  167. Wang, R., Chen, H., Chen, C., Yang, Y. Efficacy of Bobath versus orthopaedic approach on impairment and function at different motor recovery stages after stroke: a randomized controlled study. Clin Rehabil2005;19:155–164
  168. Mohan, U., Babu, S.K., Kumar, K.V., Suresh, B.V., Misri, Z.K., Chakrapani, M. Effectiveness of mirror therapy on lower extremity motor recovery, balance and mobility in patients with acute stroke: a randomized sham-controlled pilot trial. Ann Indian Acad Neurol2013;16:634–639
  169. Sutbeyaz, S., Yavuzer, G., Sezer, N., Koseoglu, B.F. Mirror therapy enhances lower-extremity motor recovery and motor functioning after stroke: a randomized controlled trial. Arch Phys Med Rehabil2007;88:555–559
  170. Forrester, L.W., Roy, A., Krywonis, A., Kehs, G., Krebs, H.I., Macko, R.F. Modular ankle robotics training in early subacute stroke: a randomized controlled pilot study. Neurorehabil Neural Repair2014;28:678–687
  171. Chang, W.H., Kim, M.S., Huh, J.P., Lee, P.K., Kim, Y.-H. Effects of robot-assisted gait training on cardiopulmonary fitness in subacute stroke patients: a randomized controlled study. Neurorehabil Neural Repair2012;26:318–324
  172. Han, E.Y., Im, S.H., Kim, B.R., Seo, M.J., Kim, M.O. Robot-assisted gait training improves brachial–ankle pulse wave velocity and peak aerobic capacity in subacute stroke patients with totally dependent ambulation: randomized controlled trial. Medicine2016;95
  173. Morone, G., Bragoni, M., Iosa, M. et al, Who may benefit from robotic-assisted gait training? A randomized clinical trial in patients with subacute stroke. Neurorehabil Neural Repair2011;25:636–644
  174. Pohl, M., Werner, C., Holzgraefe, M. et al, Repetitive locomotor training and physiotherapy improve walking and basic activities of daily living after stroke: a single-blind, randomized multicentre trial (DEutsche GAngtrainerStudie, DEGAS). Clin Rehabil2007;21:17–27
  175. van Nunen, M.P., Gerrits, K.H., Konijnenbelt, M., Janssen, T.W., de Haan, A. Recovery of walking ability using a robotic device in subacute stroke patients: a randomized controlled study. Disabil Rehabil Assist Technol2015;10:141–148
  176. Watanabe, H., Tanaka, N., Inuta, T., Saitou, H., Yanagi, H. Locomotion improvement using a hybrid assistive limb in recovery phase stroke patients: a randomized controlled pilot study. Arch Phys Med Rehabil2014;95:2006–2012
  177. Kim, C.Y., Lee, J.S., Kim, H.D., Kim, J., Lee, I.H. Lower extremity muscle activation and function in progressive task-oriented training on the supplementary tilt table during stepping-like movements in patients with acute stroke hemiparesis. J Electromyogr Kinesiol2015;25:522–530
  178. McEwen, D., Taillon-Hobson, A., Bilodeau, M., Sveistrup, H., Finestone, H. Virtual reality exercise improves mobility after stroke an inpatient randomized controlled trial. Stroke2014;45:1853–1855
  179. Guo, C., Mi, X., Liu, S. et al, Whole body vibration training improves walking performance of stroke patients with knee hyperextension: a randomized controlled pilot study. CNS Neurol Disord Drug Targets2015;14:1110–1115
  180. van Nes, I.J., Latour, H., Schils, F., Meijer, R., van Kuijk, A., Geurts, A.C. Long-term effects of 6-week whole-body vibration on balance recovery and activities of daily living in the postacute phase of stroke: a randomized, controlled trial. Stroke2006;37:2331–2335

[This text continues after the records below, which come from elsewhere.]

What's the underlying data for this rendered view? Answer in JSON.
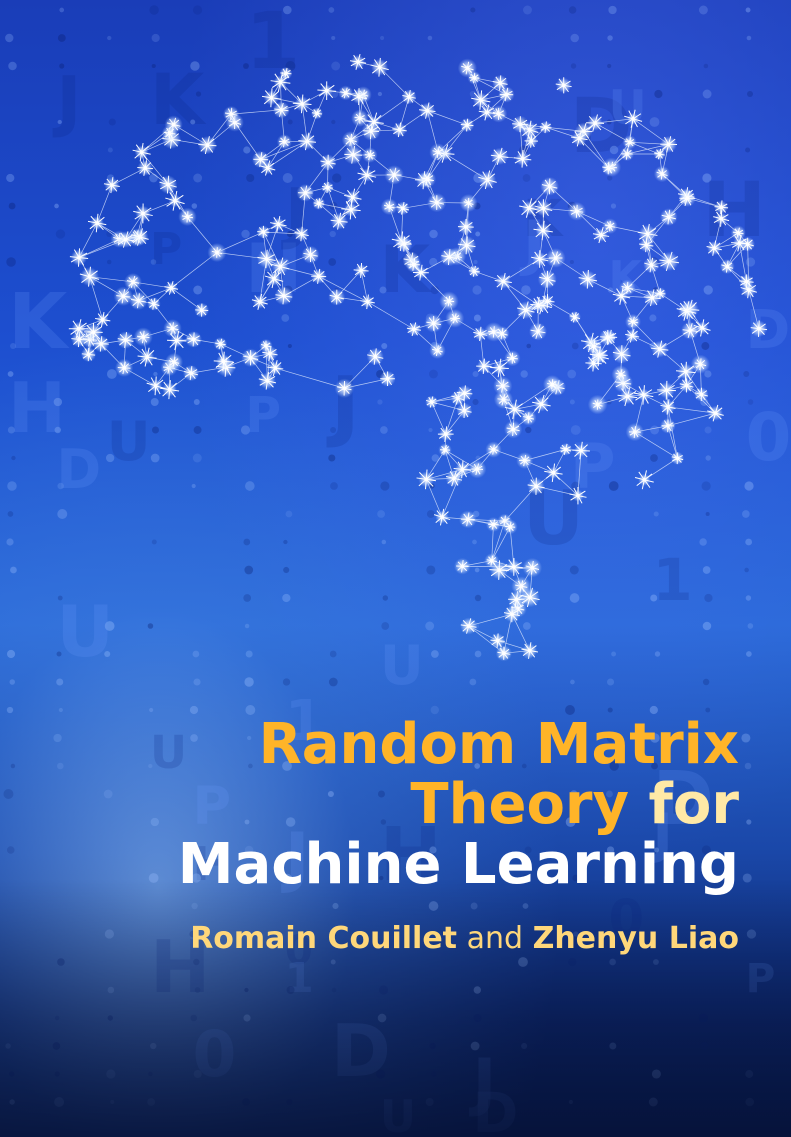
{
  "title": {
    "line1": "Random Matrix",
    "line2_gold": "Theory",
    "line2_pale": "for",
    "line3": "Machine Learning"
  },
  "authors": {
    "first": "Romain Couillet",
    "joiner": "and",
    "second": "Zhenyu Liao"
  },
  "colors": {
    "title_gold": "#ffb428",
    "title_pale": "#ffe9a6",
    "title_white": "#ffffff",
    "author": "#ffd77a",
    "background_top": "#1a3db8",
    "background_bottom": "#081a4a"
  },
  "imagery": {
    "background_icon": "binary-code-pattern",
    "foreground_icon": "brain-network-graph"
  }
}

via Effectiveness and Superiority of Rehabilitative Treatments in Enhancing Motor Recovery Within 6 Months Poststroke: A Systemic Review – Archives of Physical Medicine and Rehabilitation

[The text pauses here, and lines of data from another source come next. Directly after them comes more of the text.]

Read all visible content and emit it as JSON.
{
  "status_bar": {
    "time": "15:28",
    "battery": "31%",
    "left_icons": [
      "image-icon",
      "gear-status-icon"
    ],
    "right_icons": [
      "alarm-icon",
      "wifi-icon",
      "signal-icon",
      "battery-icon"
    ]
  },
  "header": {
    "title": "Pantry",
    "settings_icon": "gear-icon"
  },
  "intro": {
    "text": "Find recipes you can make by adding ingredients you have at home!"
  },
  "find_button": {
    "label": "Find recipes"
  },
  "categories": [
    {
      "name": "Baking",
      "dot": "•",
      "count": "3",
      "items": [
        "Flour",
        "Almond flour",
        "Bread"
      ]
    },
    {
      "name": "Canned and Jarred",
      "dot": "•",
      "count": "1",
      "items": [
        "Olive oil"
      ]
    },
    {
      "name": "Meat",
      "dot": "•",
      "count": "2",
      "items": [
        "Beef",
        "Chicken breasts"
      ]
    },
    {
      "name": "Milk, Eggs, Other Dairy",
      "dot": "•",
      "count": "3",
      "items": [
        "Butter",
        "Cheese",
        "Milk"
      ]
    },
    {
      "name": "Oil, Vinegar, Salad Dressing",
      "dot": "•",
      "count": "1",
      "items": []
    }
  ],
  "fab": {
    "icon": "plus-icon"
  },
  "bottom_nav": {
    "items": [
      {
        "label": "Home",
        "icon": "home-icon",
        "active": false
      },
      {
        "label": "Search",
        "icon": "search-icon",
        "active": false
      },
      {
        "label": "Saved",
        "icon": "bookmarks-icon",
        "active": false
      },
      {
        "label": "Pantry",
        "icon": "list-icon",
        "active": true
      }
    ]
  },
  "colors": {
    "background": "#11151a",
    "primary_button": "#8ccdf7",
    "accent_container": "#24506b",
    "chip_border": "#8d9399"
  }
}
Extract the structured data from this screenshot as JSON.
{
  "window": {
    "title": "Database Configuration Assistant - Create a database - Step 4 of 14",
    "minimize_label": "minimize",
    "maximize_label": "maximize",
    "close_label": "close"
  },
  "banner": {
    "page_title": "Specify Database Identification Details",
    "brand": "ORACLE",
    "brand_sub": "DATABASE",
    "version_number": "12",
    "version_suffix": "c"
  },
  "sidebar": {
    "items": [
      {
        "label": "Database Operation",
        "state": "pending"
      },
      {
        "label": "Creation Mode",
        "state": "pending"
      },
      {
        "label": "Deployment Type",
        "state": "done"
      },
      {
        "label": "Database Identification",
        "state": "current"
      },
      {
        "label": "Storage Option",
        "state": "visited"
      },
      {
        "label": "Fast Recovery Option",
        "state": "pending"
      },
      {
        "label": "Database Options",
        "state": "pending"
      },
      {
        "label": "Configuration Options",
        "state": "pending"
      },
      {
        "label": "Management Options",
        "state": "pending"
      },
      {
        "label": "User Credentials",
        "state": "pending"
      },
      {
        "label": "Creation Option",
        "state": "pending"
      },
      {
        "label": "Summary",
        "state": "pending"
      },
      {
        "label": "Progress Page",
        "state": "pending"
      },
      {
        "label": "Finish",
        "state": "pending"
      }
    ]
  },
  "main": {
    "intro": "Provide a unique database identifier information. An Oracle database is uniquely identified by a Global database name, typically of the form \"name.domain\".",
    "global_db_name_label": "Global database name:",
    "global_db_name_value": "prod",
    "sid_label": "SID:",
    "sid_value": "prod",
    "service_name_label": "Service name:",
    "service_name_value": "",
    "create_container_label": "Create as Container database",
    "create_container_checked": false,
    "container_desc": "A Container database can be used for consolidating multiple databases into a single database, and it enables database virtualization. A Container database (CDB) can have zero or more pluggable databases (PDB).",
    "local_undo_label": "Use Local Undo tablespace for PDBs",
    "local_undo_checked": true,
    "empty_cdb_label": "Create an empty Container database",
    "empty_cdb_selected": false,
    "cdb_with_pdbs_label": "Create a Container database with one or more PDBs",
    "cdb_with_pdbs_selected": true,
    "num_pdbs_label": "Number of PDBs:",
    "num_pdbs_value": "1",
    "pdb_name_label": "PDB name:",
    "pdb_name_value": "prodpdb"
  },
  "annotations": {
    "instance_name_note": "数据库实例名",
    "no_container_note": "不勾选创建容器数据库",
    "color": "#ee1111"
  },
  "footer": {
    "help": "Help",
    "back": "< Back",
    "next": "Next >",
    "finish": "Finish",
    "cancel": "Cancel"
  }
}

, , , , , ,

Leave a comment

%d bloggers like this: